## [INSTRUCTIONS FOR THE TASK]
Search through the entries for the word "title" and copy every line that has it.

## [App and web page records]
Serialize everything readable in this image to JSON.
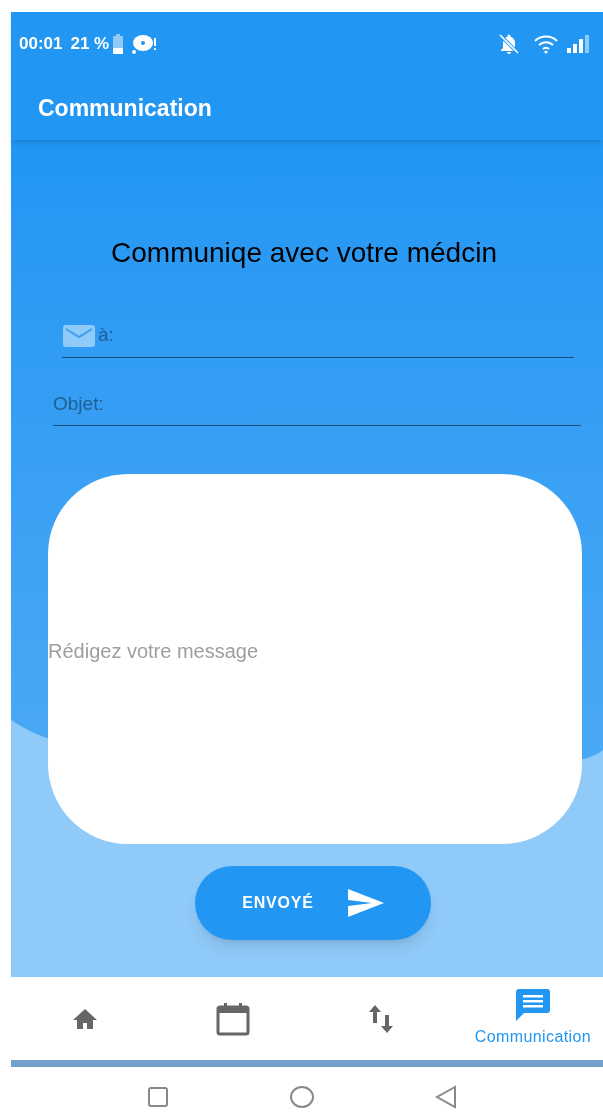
{
  "status_bar": {
    "time": "00:01",
    "battery": "21 %"
  },
  "app_bar": {
    "title": "Communication"
  },
  "heading": "Communiqe avec votre médcin",
  "fields": [
    {
      "placeholder": "à:"
    },
    {
      "placeholder": "Objet:"
    }
  ],
  "message": {
    "placeholder": "Rédigez votre message"
  },
  "send_button": {
    "label": "ENVOYÉ"
  },
  "bottom_nav": [
    {
      "selected": false
    },
    {
      "selected": false
    },
    {
      "selected": false
    },
    {
      "label": "Communication",
      "selected": true
    }
  ]
}
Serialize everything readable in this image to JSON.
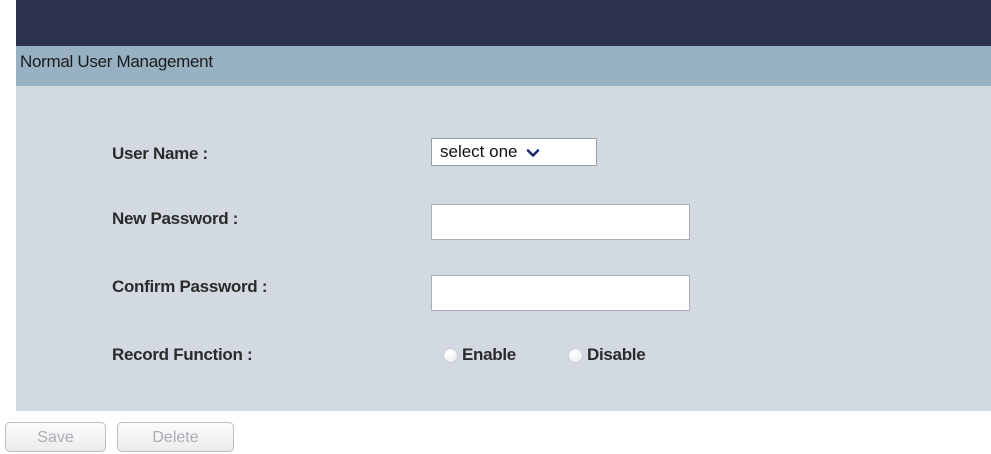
{
  "header": {
    "title": "Normal User Management"
  },
  "form": {
    "user_name_label": "User Name :",
    "user_name_select": {
      "selected": "select one"
    },
    "new_password_label": "New Password :",
    "new_password_value": "",
    "confirm_password_label": "Confirm Password :",
    "confirm_password_value": "",
    "record_function_label": "Record Function :",
    "record_options": {
      "enable": "Enable",
      "disable": "Disable",
      "selected": null
    }
  },
  "buttons": {
    "save": "Save",
    "delete": "Delete"
  },
  "colors": {
    "top_bar": "#2e3150",
    "header_bg": "#98b1c2",
    "panel_bg": "#d3d9e1"
  },
  "icons": {
    "select_arrow": "chevron-down-icon"
  }
}
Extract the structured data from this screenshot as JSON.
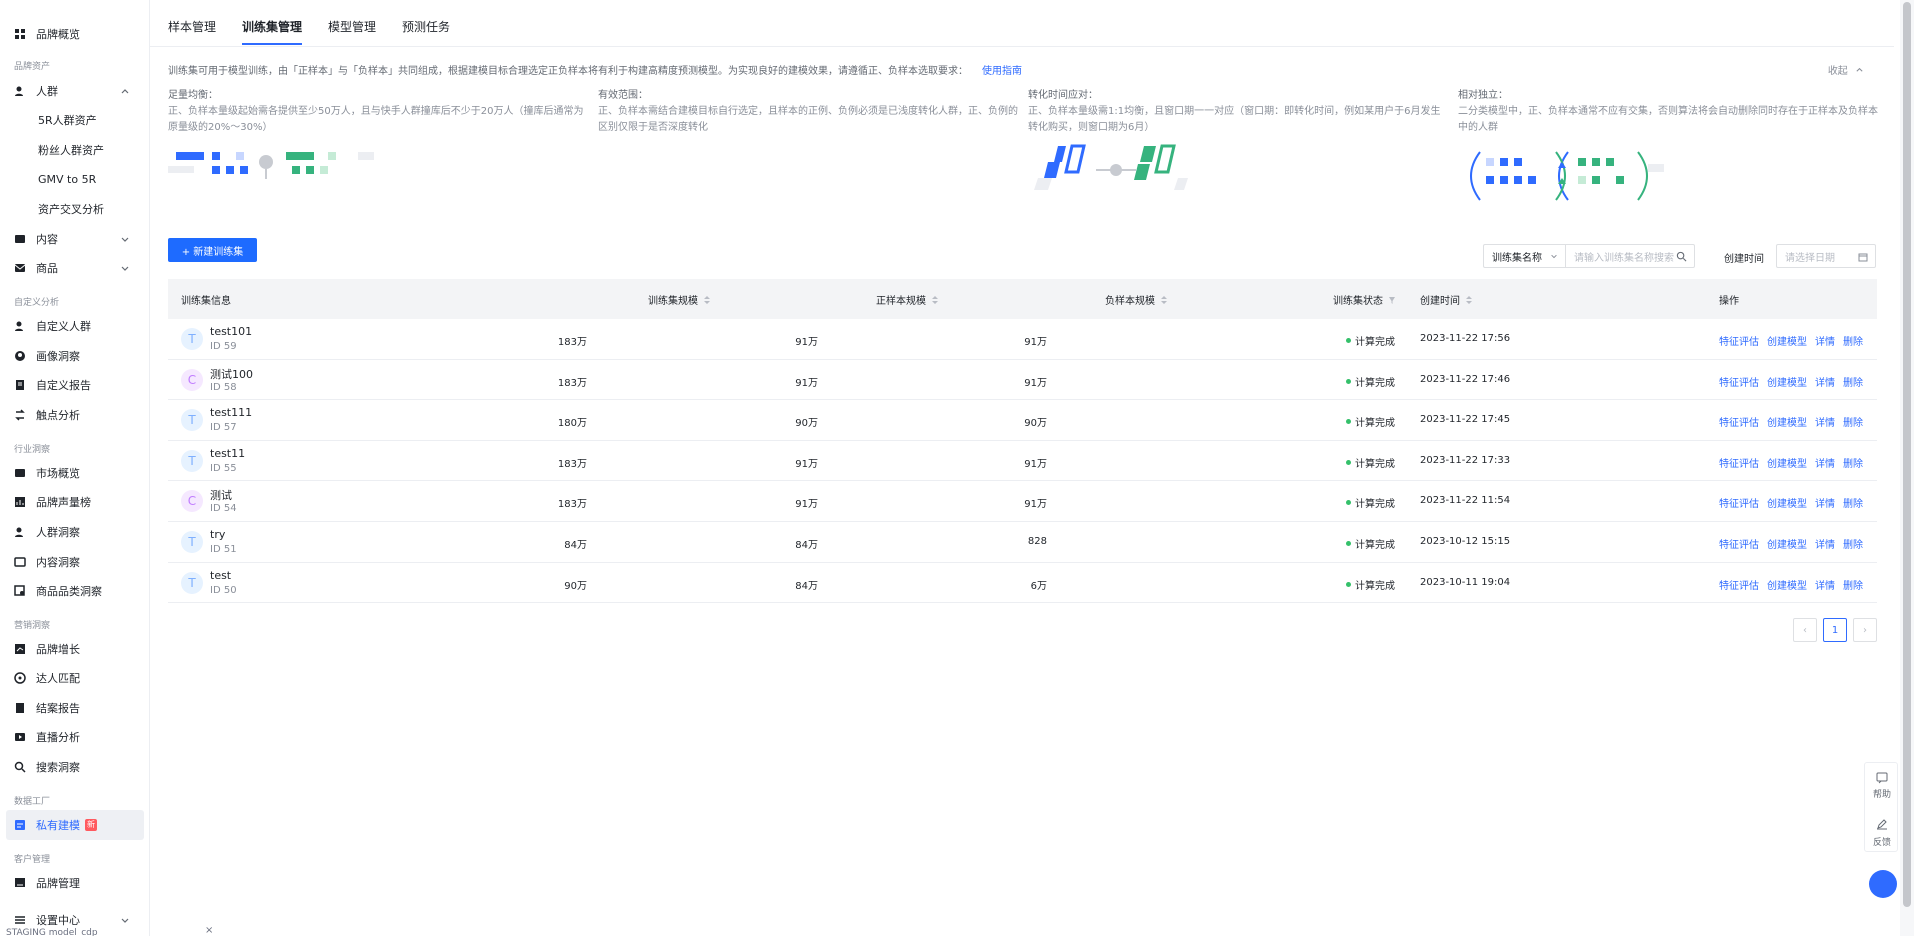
{
  "sidebar": {
    "items": [
      {
        "label": "品牌概览",
        "type": "item"
      },
      {
        "label": "品牌资产",
        "type": "group"
      },
      {
        "label": "人群",
        "type": "item"
      },
      {
        "label": "5R人群资产",
        "type": "sub"
      },
      {
        "label": "粉丝人群资产",
        "type": "sub"
      },
      {
        "label": "GMV to 5R",
        "type": "sub"
      },
      {
        "label": "资产交叉分析",
        "type": "sub"
      },
      {
        "label": "内容",
        "type": "item"
      },
      {
        "label": "商品",
        "type": "item"
      },
      {
        "label": "自定义分析",
        "type": "group"
      },
      {
        "label": "自定义人群",
        "type": "item"
      },
      {
        "label": "画像洞察",
        "type": "item"
      },
      {
        "label": "自定义报告",
        "type": "item"
      },
      {
        "label": "触点分析",
        "type": "item"
      },
      {
        "label": "行业洞察",
        "type": "group"
      },
      {
        "label": "市场概览",
        "type": "item"
      },
      {
        "label": "品牌声量榜",
        "type": "item"
      },
      {
        "label": "人群洞察",
        "type": "item"
      },
      {
        "label": "内容洞察",
        "type": "item"
      },
      {
        "label": "商品品类洞察",
        "type": "item"
      },
      {
        "label": "营销洞察",
        "type": "group"
      },
      {
        "label": "品牌增长",
        "type": "item"
      },
      {
        "label": "达人匹配",
        "type": "item"
      },
      {
        "label": "结案报告",
        "type": "item"
      },
      {
        "label": "直播分析",
        "type": "item"
      },
      {
        "label": "搜索洞察",
        "type": "item"
      },
      {
        "label": "数据工厂",
        "type": "group"
      },
      {
        "label": "私有建模",
        "type": "item",
        "badge": "新"
      },
      {
        "label": "客户管理",
        "type": "group"
      },
      {
        "label": "品牌管理",
        "type": "item"
      },
      {
        "label": "设置中心",
        "type": "item"
      }
    ],
    "env_text": "STAGING model_cdp",
    "env_close": "×"
  },
  "tabs": [
    "样本管理",
    "训练集管理",
    "模型管理",
    "预测任务"
  ],
  "intro": {
    "text": "训练集可用于模型训练，由「正样本」与「负样本」共同组成，根据建模目标合理选定正负样本将有利于构建高精度预测模型。为实现良好的建模效果，请遵循正、负样本选取要求：",
    "guide": "使用指南",
    "collapse": "收起"
  },
  "cards": [
    {
      "title": "足量均衡：",
      "text": "正、负样本量级起始需各提供至少50万人，且与快手人群撞库后不少于20万人（撞库后通常为原量级的20%～30%）"
    },
    {
      "title": "有效范围：",
      "text": "正、负样本需结合建模目标自行选定，且样本的正例、负例必须是已浅度转化人群，正、负例的区别仅限于是否深度转化"
    },
    {
      "title": "转化时间应对：",
      "text": "正、负样本量级需1:1均衡，且窗口期一一对应（窗口期：即转化时间，例如某用户于6月发生转化购买，则窗口期为6月）"
    },
    {
      "title": "相对独立：",
      "text": "二分类模型中，正、负样本通常不应有交集，否则算法将会自动删除同时存在于正样本及负样本中的人群"
    }
  ],
  "toolbar": {
    "new_button": "+ 新建训练集",
    "filter_select": "训练集名称",
    "search_placeholder": "请输入训练集名称搜索",
    "date_label": "创建时间",
    "date_placeholder": "请选择日期"
  },
  "table": {
    "headers": [
      "训练集信息",
      "训练集规模",
      "正样本规模",
      "负样本规模",
      "训练集状态",
      "创建时间",
      "操作"
    ],
    "rows": [
      {
        "avatar": "T",
        "name": "test101",
        "id": "ID 59",
        "size": "183万",
        "pos": "91万",
        "neg": "91万",
        "status": "计算完成",
        "time": "2023-11-22 17:56"
      },
      {
        "avatar": "C",
        "name": "测试100",
        "id": "ID 58",
        "size": "183万",
        "pos": "91万",
        "neg": "91万",
        "status": "计算完成",
        "time": "2023-11-22 17:46"
      },
      {
        "avatar": "T",
        "name": "test111",
        "id": "ID 57",
        "size": "180万",
        "pos": "90万",
        "neg": "90万",
        "status": "计算完成",
        "time": "2023-11-22 17:45"
      },
      {
        "avatar": "T",
        "name": "test11",
        "id": "ID 55",
        "size": "183万",
        "pos": "91万",
        "neg": "91万",
        "status": "计算完成",
        "time": "2023-11-22 17:33"
      },
      {
        "avatar": "C",
        "name": "测试",
        "id": "ID 54",
        "size": "183万",
        "pos": "91万",
        "neg": "91万",
        "status": "计算完成",
        "time": "2023-11-22 11:54"
      },
      {
        "avatar": "T",
        "name": "try",
        "id": "ID 51",
        "size": "84万",
        "pos": "84万",
        "neg": "828",
        "status": "计算完成",
        "time": "2023-10-12 15:15"
      },
      {
        "avatar": "T",
        "name": "test",
        "id": "ID 50",
        "size": "90万",
        "pos": "84万",
        "neg": "6万",
        "status": "计算完成",
        "time": "2023-10-11 19:04"
      }
    ],
    "ops": [
      "特征评估",
      "创建模型",
      "详情",
      "删除"
    ]
  },
  "pager": {
    "prev": "‹",
    "current": "1",
    "next": "›"
  },
  "float": {
    "help": "帮助",
    "feedback": "反馈"
  },
  "colors": {
    "accent": "#2f6bff",
    "success": "#34c06a"
  }
}
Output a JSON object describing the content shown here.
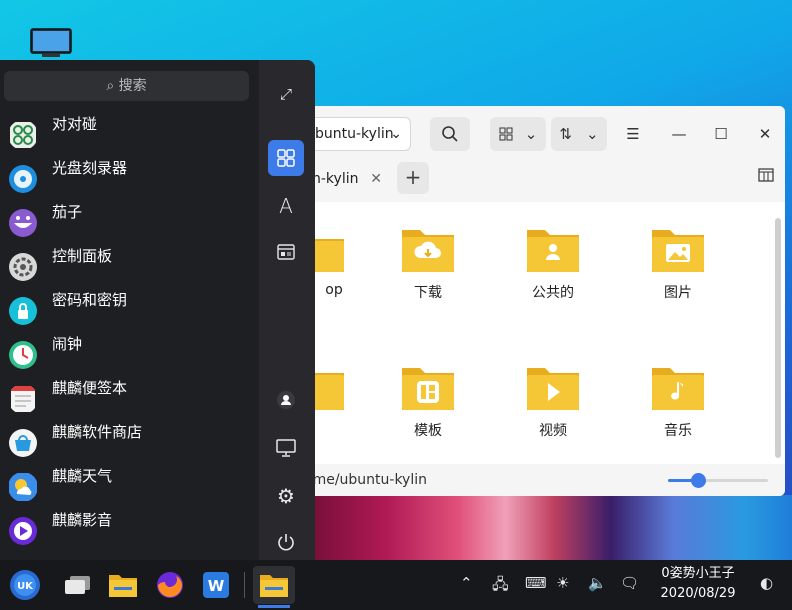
{
  "file_manager": {
    "path_dropdown": "buntu-kylin",
    "tab_label": "n-kylin",
    "files": [
      {
        "name": "op",
        "icon": "desktop-folder-icon"
      },
      {
        "name": "下载",
        "icon": "download-folder-icon"
      },
      {
        "name": "公共的",
        "icon": "public-folder-icon"
      },
      {
        "name": "图片",
        "icon": "pictures-folder-icon"
      },
      {
        "name": "",
        "icon": "documents-folder-icon"
      },
      {
        "name": "模板",
        "icon": "templates-folder-icon"
      },
      {
        "name": "视频",
        "icon": "videos-folder-icon"
      },
      {
        "name": "音乐",
        "icon": "music-folder-icon"
      }
    ],
    "status_path": "ome/ubuntu-kylin",
    "zoom_fraction": 0.3,
    "folder_color": "#f5c635"
  },
  "start_menu": {
    "search_placeholder": "搜索",
    "apps": [
      {
        "label": "对对碰",
        "icon": "matching-game-icon"
      },
      {
        "label": "光盘刻录器",
        "icon": "disc-burner-icon"
      },
      {
        "label": "茄子",
        "icon": "cheese-camera-icon"
      },
      {
        "label": "控制面板",
        "icon": "control-panel-icon"
      },
      {
        "label": "密码和密钥",
        "icon": "passwords-keys-icon"
      },
      {
        "label": "闹钟",
        "icon": "alarm-clock-icon"
      },
      {
        "label": "麒麟便签本",
        "icon": "kylin-notes-icon"
      },
      {
        "label": "麒麟软件商店",
        "icon": "kylin-software-store-icon"
      },
      {
        "label": "麒麟天气",
        "icon": "kylin-weather-icon"
      },
      {
        "label": "麒麟影音",
        "icon": "kylin-video-icon"
      }
    ],
    "accent_color": "#3d7be8"
  },
  "taskbar": {
    "clock_time": "0姿势小王子",
    "clock_date": "2020/08/29"
  }
}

## [EXERCISE RESPONSE]
    "title": "Communication"
    "title": "Normal User Management"
      "title": "足量均衡：",
      "title": "有效范围：",
      "title": "转化时间应对：",
      "title": "相对独立：",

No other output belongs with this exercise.